In Genesis 6 we learn that God was fed up with the sinful world. “The LORD saw how great man’s wickedness on the earth had become, and that every inclination of the thoughts of his heart was only evil all the time.” God was ready to destroy it all and start over. But he couldn’t do that. He had made a promise to Adam and Eve. So he found one man, who by the grace of God alone, followed his will. He told this man, Noah, to build an ark because he was going to destroy the rest of the world with a flood. But he also told Noah to preach repentance to the world. He told Noah to warn them of the coming wrath that they might turn to God. But for 120 years the people refused to repent, they refused to acknowledge the guilt in their hearts, and they perished. But that same water that killed the sinful world, by God’s grace saved Noah and his family.
Perhaps you were wondering why we had two baptism hymns this morning. It’s not because we have a baptism today. These hymns were picked months ago. It’s because of the connection that Peter makes. Listen again: when God’s patience was waiting in the days of Noah while the ark was being built. In this ark a few, that is, eight souls, were saved by water. And corresponding to that, baptism now saves you—not the removal of dirt from the body but the guarantee of a good conscience before God through the resurrection of Jesus Christ. He went to heaven and is at the right hand of God, with angels, authorities, and powers made subject to him.” The waters of the flood symbolize the waters of baptism. Just as the waters of the flood both destroyed and saved, so the waters of baptism destroy and drown our sinful nature. They wash away the guilt of our sins. They give us new life in the righteousness and holiness of Christ. They take that guilt riddled conscience and make it good and clean. Because of baptism, we can live free of guilt because our guilt has been washed away.

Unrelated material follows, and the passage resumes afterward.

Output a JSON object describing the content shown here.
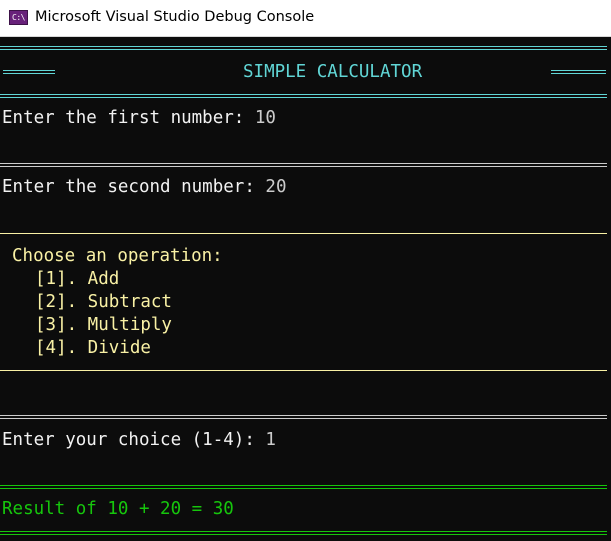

But all of this would be for nothing if it wasn’t for Easter. Without Jesus’ resurrection, there would be no baptism, no salvation, no conscience-cleansing to comfort us when we are persecuted for righteousness’ sake—in fact there would be no righteousness at all. Because Jesus rose, we have proof of his success on our behalf and we know our consciences cannot rightly accuse us. And it’s because of Easter and only because of Easter that we can heed Peter’s initial plea: “But regard the Lord, the Christ, as holy in your hearts. Always be prepared to give an answer to everyone who asks you to give a reason for the hope that is in you.” Because of Easter, all of us are equipped to share the hope that we have in Jesus, the hope of eternal life. You have all that you need with the simple words of Jesus from our Gospel today: “Because I live, you also will live.” You can talk about the problems in our world and the great problem of sin or falling short of God’s glory. You can talk about how God gave his Son, how Jesus was born, and how he took our sin upon himself, and what it means that the died and rose for us. You can talk about not perishing in hell forever, but having everlasting life with the Lord. Because of Easter, everything that God has promised for us is guaranteed. Because of Easter, Jesus “went to heaven and is at the right hand of God, with angels, authorities, and powers made subject to him.” Jesus is controlling everything for our good. Because of Jesus’ victory on Easter, we can life free, even free of guilt! Amen